▶ _EXERCISE BRIEF_
Keep only those lines of the records that include the string "term".

--- RECORD EXCERPTS Enclosed Below ---

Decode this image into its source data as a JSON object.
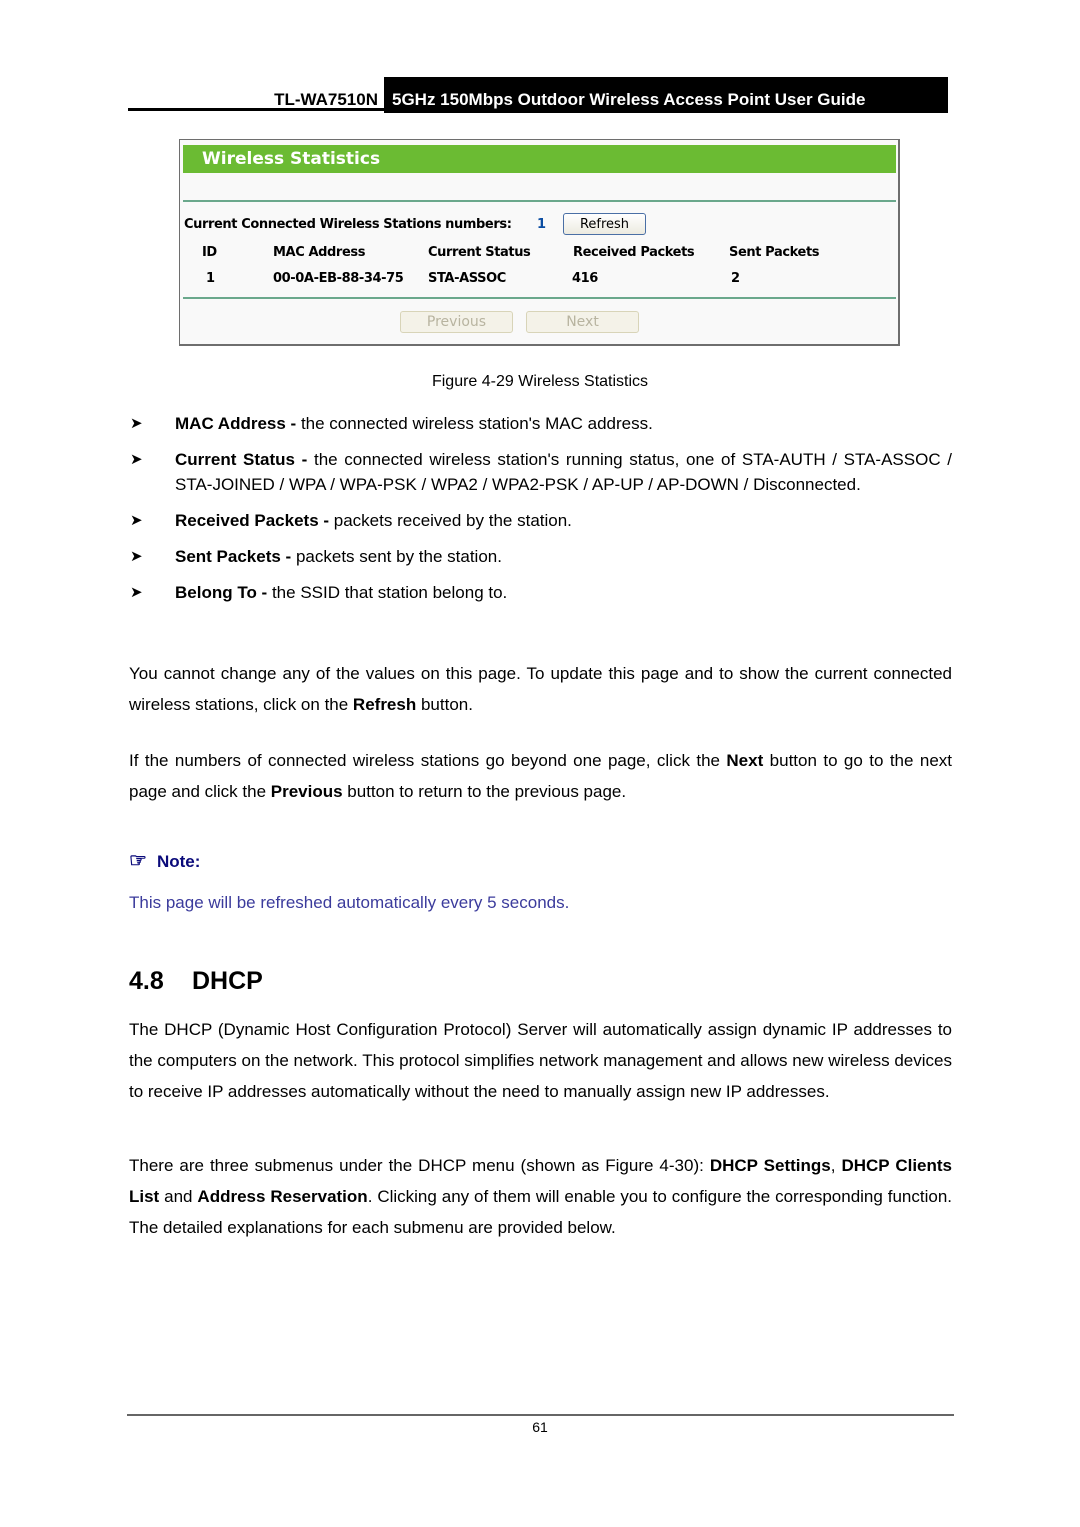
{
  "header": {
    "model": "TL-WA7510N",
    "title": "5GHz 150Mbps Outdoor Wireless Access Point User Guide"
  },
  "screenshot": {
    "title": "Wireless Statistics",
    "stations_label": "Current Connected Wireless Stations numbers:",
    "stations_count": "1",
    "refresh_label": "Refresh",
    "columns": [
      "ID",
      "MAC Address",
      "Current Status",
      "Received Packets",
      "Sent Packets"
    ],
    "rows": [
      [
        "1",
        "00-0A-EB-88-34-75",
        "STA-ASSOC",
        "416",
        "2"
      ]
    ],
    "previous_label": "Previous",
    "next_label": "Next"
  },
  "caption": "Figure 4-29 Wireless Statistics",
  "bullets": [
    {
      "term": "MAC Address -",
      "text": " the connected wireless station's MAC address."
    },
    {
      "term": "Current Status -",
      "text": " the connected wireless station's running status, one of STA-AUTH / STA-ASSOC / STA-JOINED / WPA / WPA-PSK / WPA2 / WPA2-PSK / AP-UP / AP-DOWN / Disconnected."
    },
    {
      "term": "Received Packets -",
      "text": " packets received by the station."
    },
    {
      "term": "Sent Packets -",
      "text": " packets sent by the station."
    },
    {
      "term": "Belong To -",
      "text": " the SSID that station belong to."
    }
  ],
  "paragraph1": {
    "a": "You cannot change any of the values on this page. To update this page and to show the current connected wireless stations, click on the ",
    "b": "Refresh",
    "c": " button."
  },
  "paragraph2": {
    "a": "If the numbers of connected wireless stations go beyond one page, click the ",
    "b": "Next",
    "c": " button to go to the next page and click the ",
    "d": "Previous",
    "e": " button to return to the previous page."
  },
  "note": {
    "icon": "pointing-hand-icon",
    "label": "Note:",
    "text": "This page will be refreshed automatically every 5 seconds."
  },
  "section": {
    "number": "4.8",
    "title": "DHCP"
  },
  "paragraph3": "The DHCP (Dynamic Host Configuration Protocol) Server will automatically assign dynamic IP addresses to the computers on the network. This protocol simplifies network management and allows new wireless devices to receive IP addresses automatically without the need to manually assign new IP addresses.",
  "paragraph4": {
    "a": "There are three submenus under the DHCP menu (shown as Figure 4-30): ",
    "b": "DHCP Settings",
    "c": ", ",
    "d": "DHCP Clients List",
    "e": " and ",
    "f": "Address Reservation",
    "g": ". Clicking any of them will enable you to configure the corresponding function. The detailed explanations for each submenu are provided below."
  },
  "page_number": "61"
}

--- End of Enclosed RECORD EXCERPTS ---
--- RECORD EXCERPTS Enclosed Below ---

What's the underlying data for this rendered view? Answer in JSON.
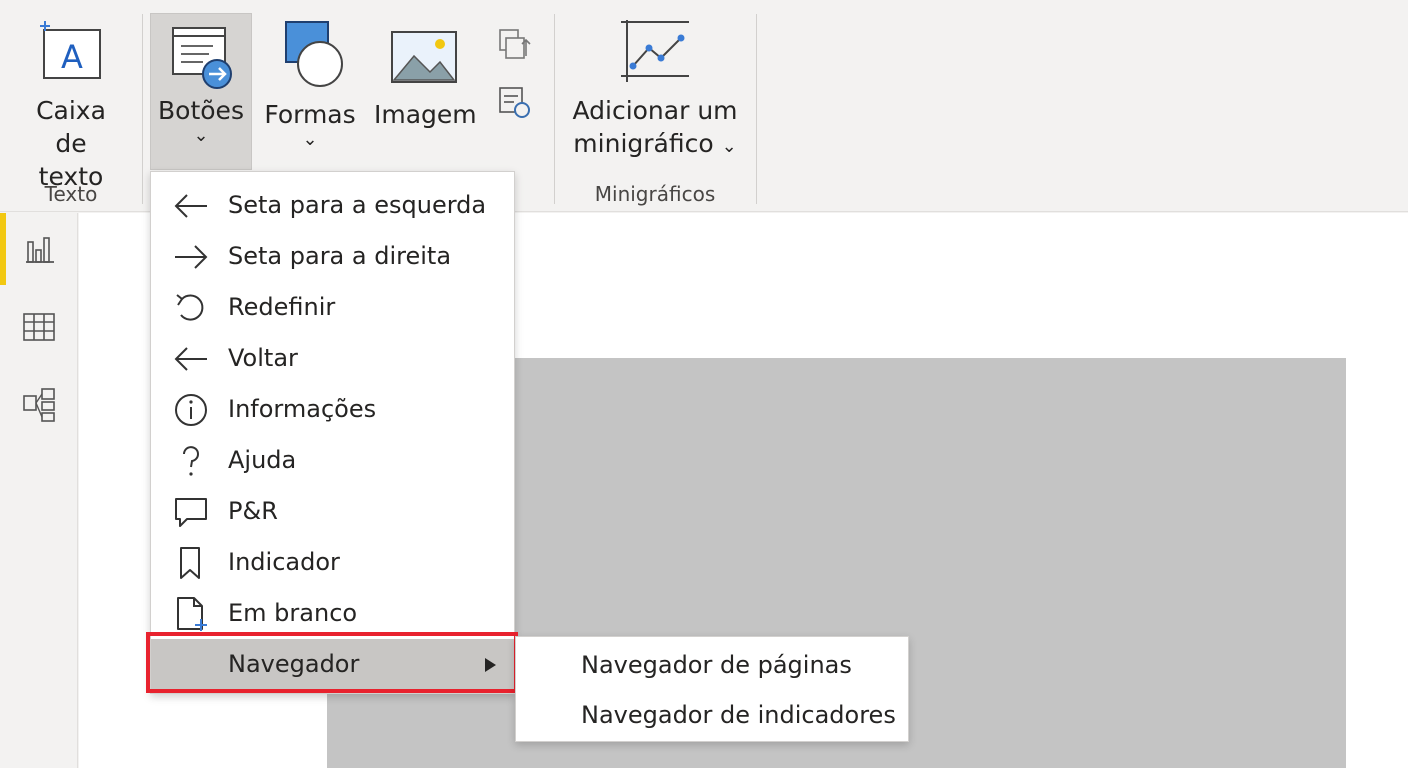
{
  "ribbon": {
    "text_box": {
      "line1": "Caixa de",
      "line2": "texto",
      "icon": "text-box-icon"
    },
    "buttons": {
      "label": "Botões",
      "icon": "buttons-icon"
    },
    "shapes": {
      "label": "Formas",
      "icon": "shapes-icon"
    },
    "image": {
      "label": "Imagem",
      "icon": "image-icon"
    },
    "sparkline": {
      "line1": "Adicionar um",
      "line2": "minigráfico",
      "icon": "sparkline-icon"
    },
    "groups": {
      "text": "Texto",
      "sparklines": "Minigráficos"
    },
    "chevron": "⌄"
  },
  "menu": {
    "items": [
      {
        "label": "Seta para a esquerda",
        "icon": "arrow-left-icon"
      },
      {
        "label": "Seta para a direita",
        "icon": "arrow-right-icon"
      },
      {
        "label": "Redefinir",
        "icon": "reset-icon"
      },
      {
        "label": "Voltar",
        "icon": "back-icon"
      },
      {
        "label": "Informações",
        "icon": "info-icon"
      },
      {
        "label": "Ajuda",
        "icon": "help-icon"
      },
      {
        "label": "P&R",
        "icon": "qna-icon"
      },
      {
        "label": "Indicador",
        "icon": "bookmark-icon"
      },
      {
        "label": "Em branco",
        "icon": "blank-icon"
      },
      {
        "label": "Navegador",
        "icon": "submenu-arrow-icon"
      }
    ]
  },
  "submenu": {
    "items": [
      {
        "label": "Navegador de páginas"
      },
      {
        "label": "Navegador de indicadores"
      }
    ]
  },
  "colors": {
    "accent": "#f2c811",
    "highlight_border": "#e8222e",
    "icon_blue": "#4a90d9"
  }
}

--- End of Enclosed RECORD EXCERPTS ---

▶ _SOLUTION BELOW_
      "term": "MAC Address -",
      "term": "Current Status -",
      "term": "Received Packets -",
      "term": "Sent Packets -",
      "term": "Belong To -",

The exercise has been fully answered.